This postmillennial book examines the power of the Gospel, not only to overcome all opposition, but to rise far above the powers of hell. The term “Harrowing of Hell” refers to idea that Christ descended into Hell, as stated in the Apostles’ Creed.

For more Christian educational materials: www.KennethGentry.com


“PERILOUS TIMES” IN POSTMILLENNIALISM?

PMW 2021-013 by Kenneth L. Gentry, Jr.

In 2 Timothy 3:1 we find a passage that seems to undercut the postmillennial optimism for the historical long run. There Paul writes: “realize this, that in the last days difficult times will come.”

Amillennialist Kim Riddlebarger sees this passage as a problem for those who hold the prospect of a victorious church: “Throughout the last days, some will distort the gospel to tickle itching ears and gather followers to themselves.” He continues in response to postmillennialism: “Paul warned us that this lamentable state of affairs is an inevitability for Christ’s church.” Continue reading

THE CONQUERING CHRIST AND THE MILLENNIUM

PMW 2021-009 by Milton S. Terry

Milton Terry (1840–1914) has many valuable insights into the Book of Revelation, some of which highlight his postmillennialism. In this and the next few articles, I will be highlighting some of these. Interestingly, though he rightly notes Revelation’s focus on first-century events, he also recognizes a few brief glances into the distant future (as do I!).

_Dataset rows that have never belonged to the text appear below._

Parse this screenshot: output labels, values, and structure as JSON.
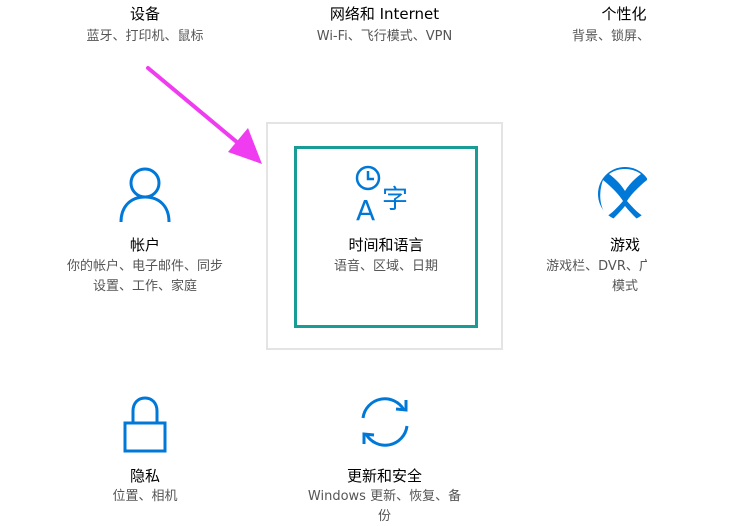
{
  "accent_color": "#0078d7",
  "focus_color": "#1a9c96",
  "arrow_color": "#f03cf0",
  "tiles": {
    "devices": {
      "title": "设备",
      "desc": [
        "蓝牙、打印机、鼠标"
      ]
    },
    "network": {
      "title": "网络和 Internet",
      "desc": [
        "Wi-Fi、飞行模式、VPN"
      ]
    },
    "personal": {
      "title": "个性化",
      "desc": [
        "背景、锁屏、颜色"
      ]
    },
    "accounts": {
      "title": "帐户",
      "desc": [
        "你的帐户、电子邮件、同步",
        "设置、工作、家庭"
      ],
      "icon": "person-icon"
    },
    "time": {
      "title": "时间和语言",
      "desc": [
        "语音、区域、日期"
      ],
      "icon": "time-language-icon"
    },
    "gaming": {
      "title": "游戏",
      "desc": [
        "游戏栏、DVR、广播、游戏",
        "模式"
      ],
      "icon": "xbox-icon"
    },
    "privacy": {
      "title": "隐私",
      "desc": [
        "位置、相机"
      ],
      "icon": "lock-icon"
    },
    "update": {
      "title": "更新和安全",
      "desc": [
        "Windows 更新、恢复、备",
        "份"
      ],
      "icon": "sync-icon"
    }
  }
}
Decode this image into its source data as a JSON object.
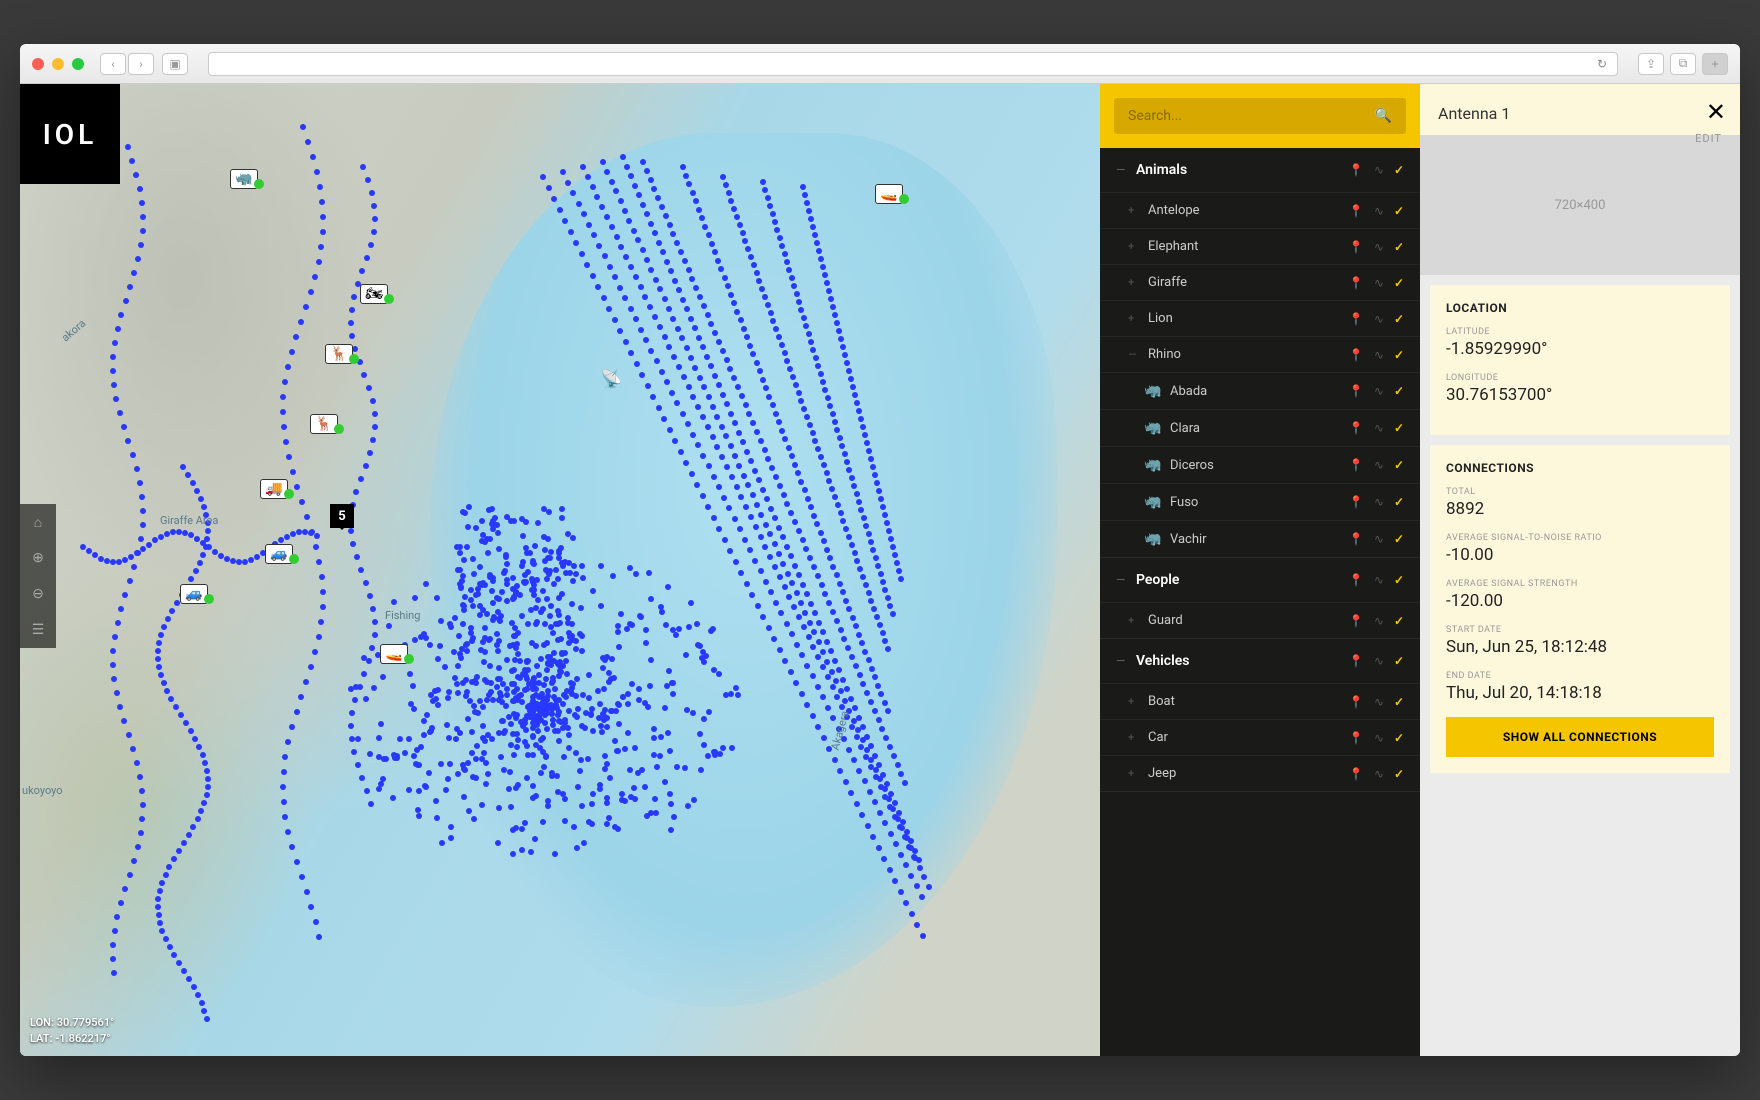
{
  "logo": "IOL",
  "search": {
    "placeholder": "Search..."
  },
  "coords": {
    "lon": "LON: 30.779561°",
    "lat": "LAT: -1.862217°"
  },
  "mapLabels": {
    "giraffe": "Giraffe Area",
    "fishing": "Fishing",
    "akora": "akora",
    "ukoyoyo": "ukoyoyo",
    "akagera": "Akagera"
  },
  "countMarker": "5",
  "categories": [
    {
      "label": "Animals",
      "expanded": true,
      "items": [
        {
          "label": "Antelope"
        },
        {
          "label": "Elephant"
        },
        {
          "label": "Giraffe"
        },
        {
          "label": "Lion"
        },
        {
          "label": "Rhino",
          "expanded": true,
          "children": [
            {
              "label": "Abada"
            },
            {
              "label": "Clara"
            },
            {
              "label": "Diceros"
            },
            {
              "label": "Fuso"
            },
            {
              "label": "Vachir"
            }
          ]
        }
      ]
    },
    {
      "label": "People",
      "expanded": true,
      "items": [
        {
          "label": "Guard"
        }
      ]
    },
    {
      "label": "Vehicles",
      "expanded": true,
      "items": [
        {
          "label": "Boat"
        },
        {
          "label": "Car"
        },
        {
          "label": "Jeep"
        }
      ]
    }
  ],
  "detail": {
    "title": "Antenna 1",
    "edit": "EDIT",
    "placeholder": "720×400",
    "location": {
      "title": "LOCATION",
      "lat_l": "LATITUDE",
      "lat_v": "-1.85929990°",
      "lon_l": "LONGITUDE",
      "lon_v": "30.76153700°"
    },
    "connections": {
      "title": "CONNECTIONS",
      "total_l": "TOTAL",
      "total_v": "8892",
      "snr_l": "AVERAGE SIGNAL-TO-NOISE RATIO",
      "snr_v": "-10.00",
      "ss_l": "AVERAGE SIGNAL STRENGTH",
      "ss_v": "-120.00",
      "start_l": "START DATE",
      "start_v": "Sun, Jun 25, 18:12:48",
      "end_l": "END DATE",
      "end_v": "Thu, Jul 20, 14:18:18",
      "button": "SHOW ALL CONNECTIONS"
    }
  }
}
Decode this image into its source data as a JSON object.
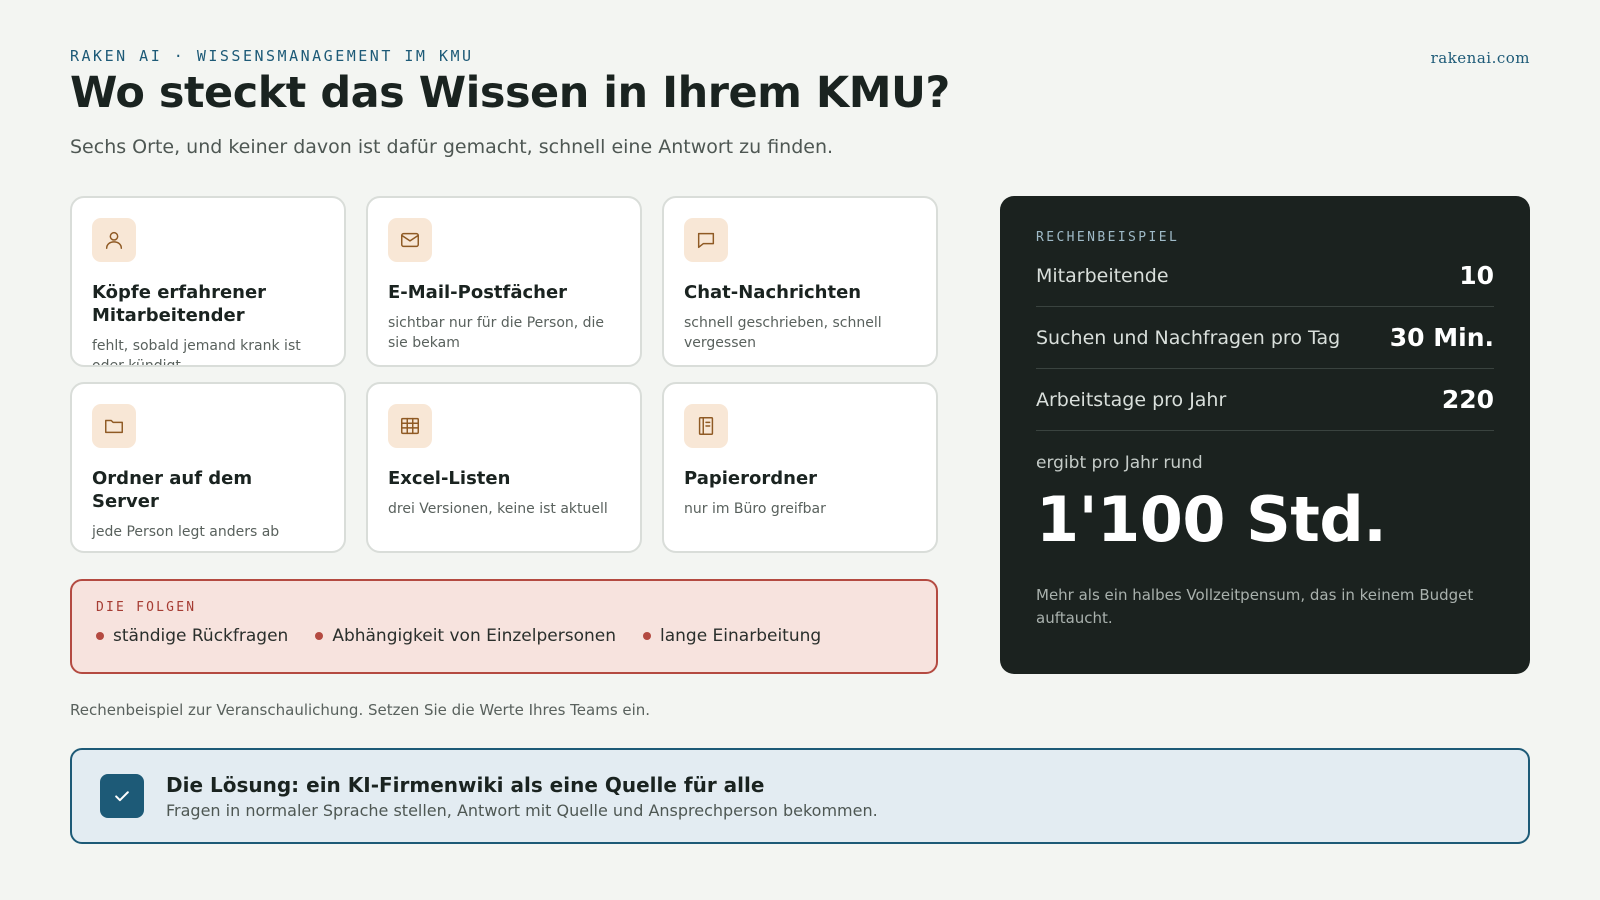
{
  "header": {
    "eyebrow": "RAKEN AI · WISSENSMANAGEMENT IM KMU",
    "site": "rakenai.com",
    "title": "Wo steckt das Wissen in Ihrem KMU?",
    "subtitle": "Sechs Orte, und keiner davon ist dafür gemacht, schnell eine Antwort zu finden."
  },
  "cards": [
    {
      "icon": "person-icon",
      "title": "Köpfe erfahrener Mitarbeitender",
      "text": "fehlt, sobald jemand krank ist oder kündigt"
    },
    {
      "icon": "mail-icon",
      "title": "E-Mail-Postfächer",
      "text": "sichtbar nur für die Person, die sie bekam"
    },
    {
      "icon": "chat-icon",
      "title": "Chat-Nachrichten",
      "text": "schnell geschrieben, schnell vergessen"
    },
    {
      "icon": "folder-icon",
      "title": "Ordner auf dem Server",
      "text": "jede Person legt anders ab"
    },
    {
      "icon": "table-icon",
      "title": "Excel-Listen",
      "text": "drei Versionen, keine ist aktuell"
    },
    {
      "icon": "document-icon",
      "title": "Papierordner",
      "text": "nur im Büro greifbar"
    }
  ],
  "consequences": {
    "label": "DIE FOLGEN",
    "items": [
      "ständige Rückfragen",
      "Abhängigkeit von Einzelpersonen",
      "lange Einarbeitung"
    ]
  },
  "note": "Rechenbeispiel zur Veranschaulichung. Setzen Sie die Werte Ihres Teams ein.",
  "calculation": {
    "label": "RECHENBEISPIEL",
    "rows": [
      {
        "label": "Mitarbeitende",
        "value": "10"
      },
      {
        "label": "Suchen und Nachfragen pro Tag",
        "value": "30 Min."
      },
      {
        "label": "Arbeitstage pro Jahr",
        "value": "220"
      }
    ],
    "result_label": "ergibt pro Jahr rund",
    "result_value": "1'100 Std.",
    "result_note": "Mehr als ein halbes Vollzeitpensum, das in keinem Budget auftaucht."
  },
  "solution": {
    "icon": "check-icon",
    "title": "Die Lösung: ein KI-Firmenwiki als eine Quelle für alle",
    "subtitle": "Fragen in normaler Sprache stellen, Antwort mit Quelle und Ansprechperson bekommen."
  },
  "colors": {
    "background": "#f3f5f2",
    "accent_blue": "#1d5a77",
    "accent_red": "#b44a41",
    "icon_bg": "#f8e7d6",
    "dark_panel": "#1b221f"
  }
}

I will be citing the Revelation commentary section of his Biblical Apocalyptics as providing interesting and important insights for postmillennialists. Once it is introduced, all of the following material will be a direct citation from his book, although I have broken it into smaller paragraphs. Older writers (from the nineteenth and early twentieth centuries) apparently saw no need for a paragraph ever to end! And writers even older than Terry, such as John Gill (1697–1771), saw no need for a sentence to end — especially since they enjoyed the use of the semi-colon. Fortunately, they did not follow first century practice of not even having spacing between words so that a word itself would never end! Continue reading

TOWARD A BIBLICAL OPTIMISM

PMW 2021-005 by Timothy M. Kucij

At the time of our marriage, many years ago, my wife and I made some promises to ourselves, each other, and to God. One of these promises was that we would read the Scriptures daily in a devotional setting. As we focused on the general tenure of Scripture it became evident that here was an optimistic book. Christ is pictured throughout as the conquering Savior with a promise of the ultimate triumph of His people and His kingdom on earth in this age.

Most of the outstanding characters of the Bible reflected this optimism, even in the darkest of times. In Noah’s day the earth was filled with violence and wickedness. Noah was commissioned by God to build an ark to save the human race and certain animals from impending disaster. It must be remembered that he was surrounded by a mass of godless unbelievers who would come and see his work, attracted by curiosity, and no doubt remain to scoff at him. Still his faith remained. He preached a positive message of victory from disaster. Continue reading

SATAN’S FIRST CENTURY BINDING (2)

Satan falling 2PMW 2020-076 by Kenneth L. Gentry, Jr.

In my previous article I began a two-part study on the binding of Satan as an important feature of the postmillennial hope. This article concludes the thoughts begun there.

The dramatic imagery that John employs in Revelation 20:1–3 teaches that Satan has been “bound” so that he “should not deceive the nations any longer.” This allows all those who are spiritually resurrected believers to “reign with him” in his kingdom. Despite popular misunderstanding of this passage, this vision speaks of realities already established in Christ’s first coming, as we can tell from several reasons. Continue reading